JS: Traditional censorship is based on hierarchies of control. In its most rigid formulation, a country’s political leadership determines what people can know and state directives are executed by actual censors who occupy newsrooms and prevent the publication of prohibited material. In other words, people don’t know what they don’t know. This kind of censorship is anachronism in a globalized, networked world in which even autocratic regimes have to integrate into the international financial and information systems. So unless you want to ban the Internet—something only a handful of countries do these days—you need to find a way to manage information rather than relying on simple repression. In the book, I look at a variety of strategies focusing on new breed of elected autocrats who I dub the “democratators.” I look at the Chinese system for managing the Internet, and also explore the way that terror and criminal groups are using social media to disseminate message of fear and intimidation.
Q: You use this term, global citizen. What do you mean by that?
JS: One of the primary themes I explore in the book is the way that technology has transformed the global information system, including the global media. I use the term global citizen to represent all those who recognize that their interests transcend national boundaries. In order to make informed decisions about matters that affect their lives, global citizens require access to global information. It is true that technology makes it possible to access information from around the world in ways that would have not even been conceivable a few decades ago. But the glut of information blinds us to the huge gaps in our knowledge of global events, gaps produced by pressure from authoritarian governments, murderous violence perpetrated by criminal and terrorist groups, smothering surveillance of our online communication, and clear deficiencies in the media structures. By definition censorship itself transcends national boundaries, since it prevents people from outside the country where the censorship is taking place from accessing information that may be essential for their own lives. One of the primary arguments for press freedom in a national context is that it necessary for good governance and accountability. But there is no effective mechanism to ensure that news and information produces accountability at the global level.
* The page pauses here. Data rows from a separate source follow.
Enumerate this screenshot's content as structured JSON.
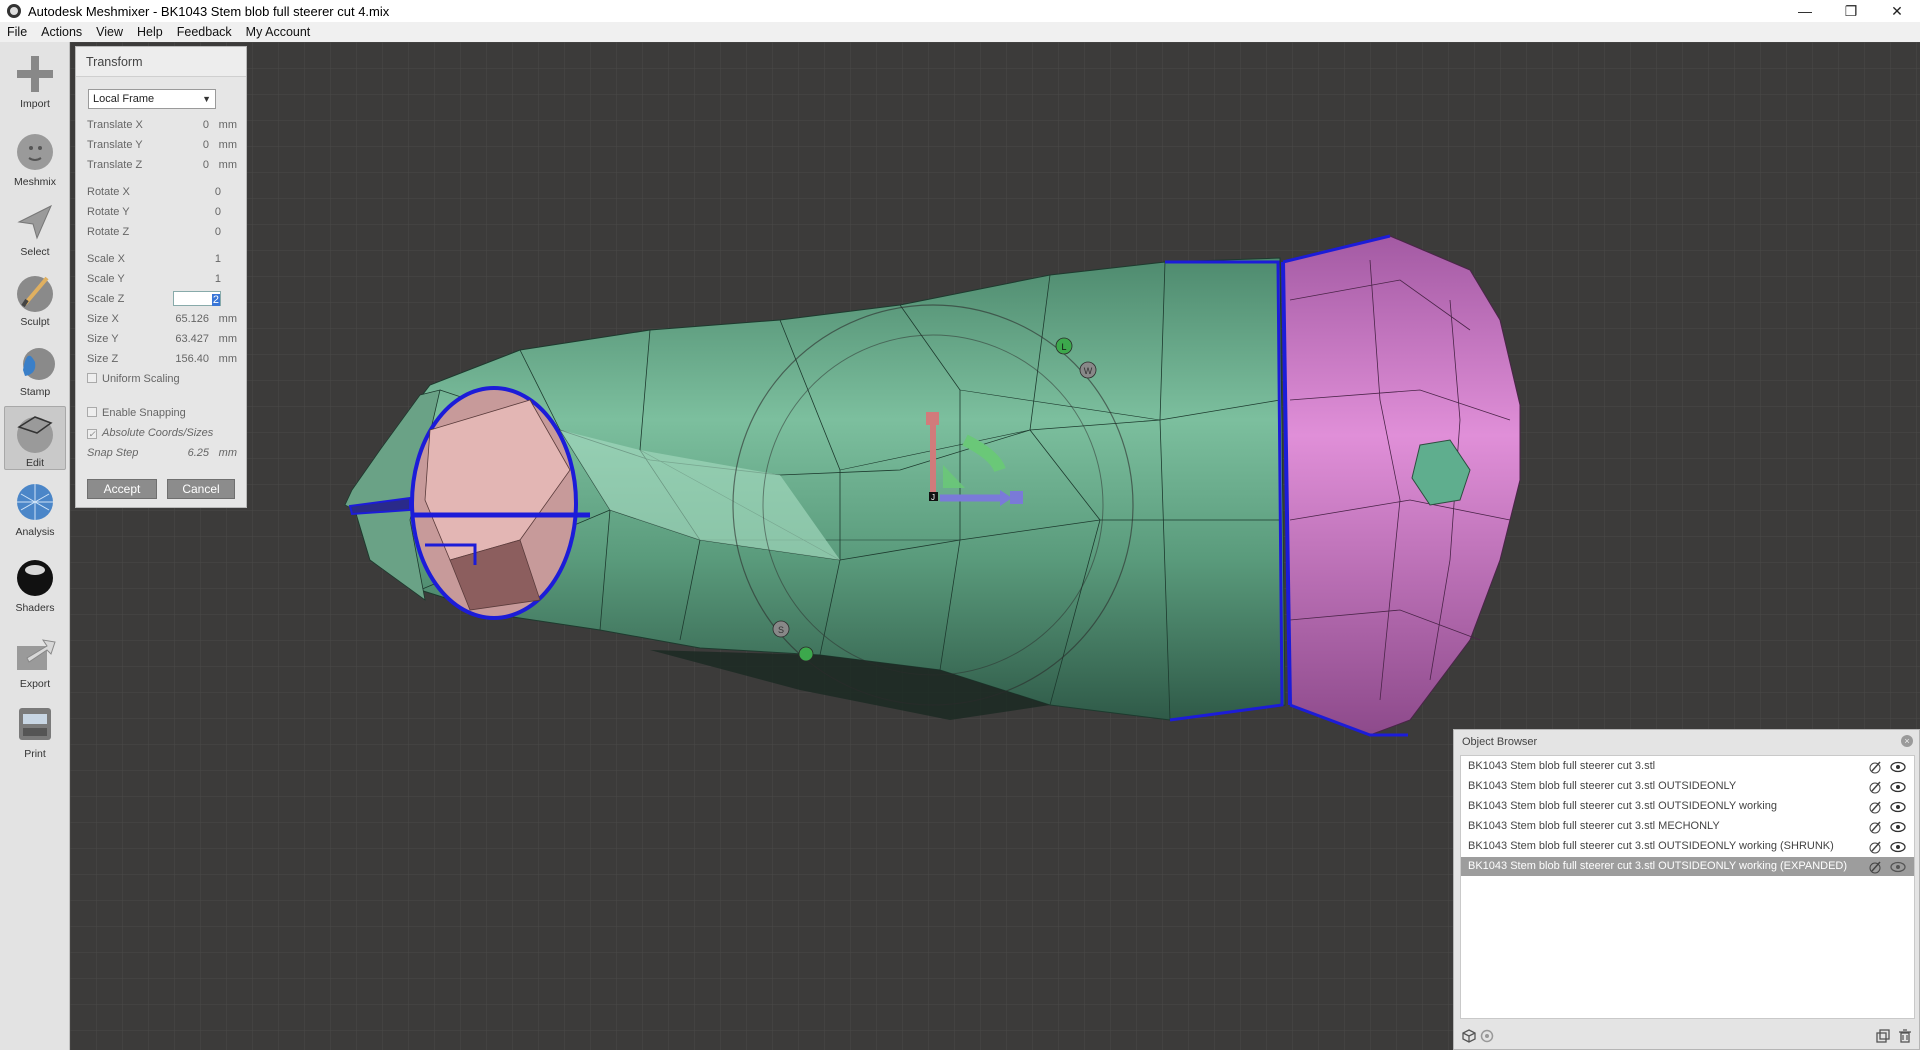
{
  "window": {
    "title": "Autodesk Meshmixer - BK1043 Stem blob full steerer cut 4.mix",
    "minimize": "—",
    "maximize": "❐",
    "close": "✕"
  },
  "menu": [
    "File",
    "Actions",
    "View",
    "Help",
    "Feedback",
    "My Account"
  ],
  "toolbar": [
    {
      "label": "Import",
      "icon": "plus-icon"
    },
    {
      "label": "Meshmix",
      "icon": "meshmix-bunny-icon"
    },
    {
      "label": "Select",
      "icon": "select-arrow-icon"
    },
    {
      "label": "Sculpt",
      "icon": "sculpt-brush-icon"
    },
    {
      "label": "Stamp",
      "icon": "stamp-icon"
    },
    {
      "label": "Edit",
      "icon": "edit-icon",
      "active": true
    },
    {
      "label": "Analysis",
      "icon": "analysis-icon"
    },
    {
      "label": "Shaders",
      "icon": "shaders-sphere-icon"
    },
    {
      "label": "Export",
      "icon": "export-icon"
    },
    {
      "label": "Print",
      "icon": "print-icon"
    }
  ],
  "transform": {
    "title": "Transform",
    "frame": "Local Frame",
    "translate": [
      {
        "label": "Translate X",
        "value": "0",
        "unit": "mm"
      },
      {
        "label": "Translate Y",
        "value": "0",
        "unit": "mm"
      },
      {
        "label": "Translate Z",
        "value": "0",
        "unit": "mm"
      }
    ],
    "rotate": [
      {
        "label": "Rotate X",
        "value": "0"
      },
      {
        "label": "Rotate Y",
        "value": "0"
      },
      {
        "label": "Rotate Z",
        "value": "0"
      }
    ],
    "scale": [
      {
        "label": "Scale X",
        "value": "1"
      },
      {
        "label": "Scale Y",
        "value": "1"
      },
      {
        "label": "Scale Z",
        "value": "2"
      }
    ],
    "size": [
      {
        "label": "Size X",
        "value": "65.126",
        "unit": "mm"
      },
      {
        "label": "Size Y",
        "value": "63.427",
        "unit": "mm"
      },
      {
        "label": "Size Z",
        "value": "156.40",
        "unit": "mm"
      }
    ],
    "uniform_scaling": "Uniform Scaling",
    "enable_snapping": "Enable Snapping",
    "absolute_coords": "Absolute Coords/Sizes",
    "snap_step_label": "Snap Step",
    "snap_step_value": "6.25",
    "snap_step_unit": "mm",
    "accept": "Accept",
    "cancel": "Cancel"
  },
  "object_browser": {
    "title": "Object Browser",
    "items": [
      "BK1043 Stem blob full steerer cut 3.stl",
      "BK1043 Stem blob full steerer cut 3.stl OUTSIDEONLY",
      "BK1043 Stem blob full steerer cut 3.stl OUTSIDEONLY working",
      "BK1043 Stem blob full steerer cut 3.stl MECHONLY",
      "BK1043 Stem blob full steerer cut 3.stl OUTSIDEONLY working (SHRUNK)",
      "BK1043 Stem blob full steerer cut 3.stl OUTSIDEONLY working (EXPANDED)"
    ],
    "selected_index": 5
  },
  "gizmo": {
    "label_w": "W",
    "label_s": "S",
    "label_l": "L",
    "label_j": "J"
  },
  "colors": {
    "mesh_green": "#5f9a7e",
    "mesh_pink": "#c478c0",
    "outline_blue": "#1c1cd8",
    "background": "#3c3b3a"
  }
}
Q: Can you describe your background?
JS: I worked for a decade as a journalist in Latin America covering Mexico, Central America, and Cuba. I worked as a freelancer and because I couldn’t compete with the staff correspondents in terms of access I made a specialty of reporting on the lives of average people, visiting shantytowns and dusty villages. This gave me a deep appreciation for what advocacy journalism in which I sought to use reporting to address pressing social issues. In 1997, I published a book, Endangered Mexico, which looks at Mexico’s environmental crisis and the impact it was having on the country’s people.
That same year I took a job at the Committee to Protect Journalists as the Americas program coordinator. A few years later I became deputy director and in 2006 executive director. The New Censorship draws on my experience both as a journalist and a press freedom advocate.
Q: What is the audience for this book?
JS: I do hope it will reach a broad audience of journalists, international affairs specialists, academics, human and press freedom activists, and average readers who care about global events. While the issues are inevitably complex, the book itself is very accessible. I’m a journalist by profession and I’ve been true to the journalistic maxim: “Show, don’t tell.” I’ve drawn on my own experience as a correspondent in Latin America and a press freedom advocate to illustrate my points, and I’ve interwoven stories of brave frontline journalists like Adela Navarro Belo, editor of the weekly Zeta in Tijuana and Marlene Garcia-Esperat, a crusading investigative reporter from the Philippines whose 2005 murder has never been solved.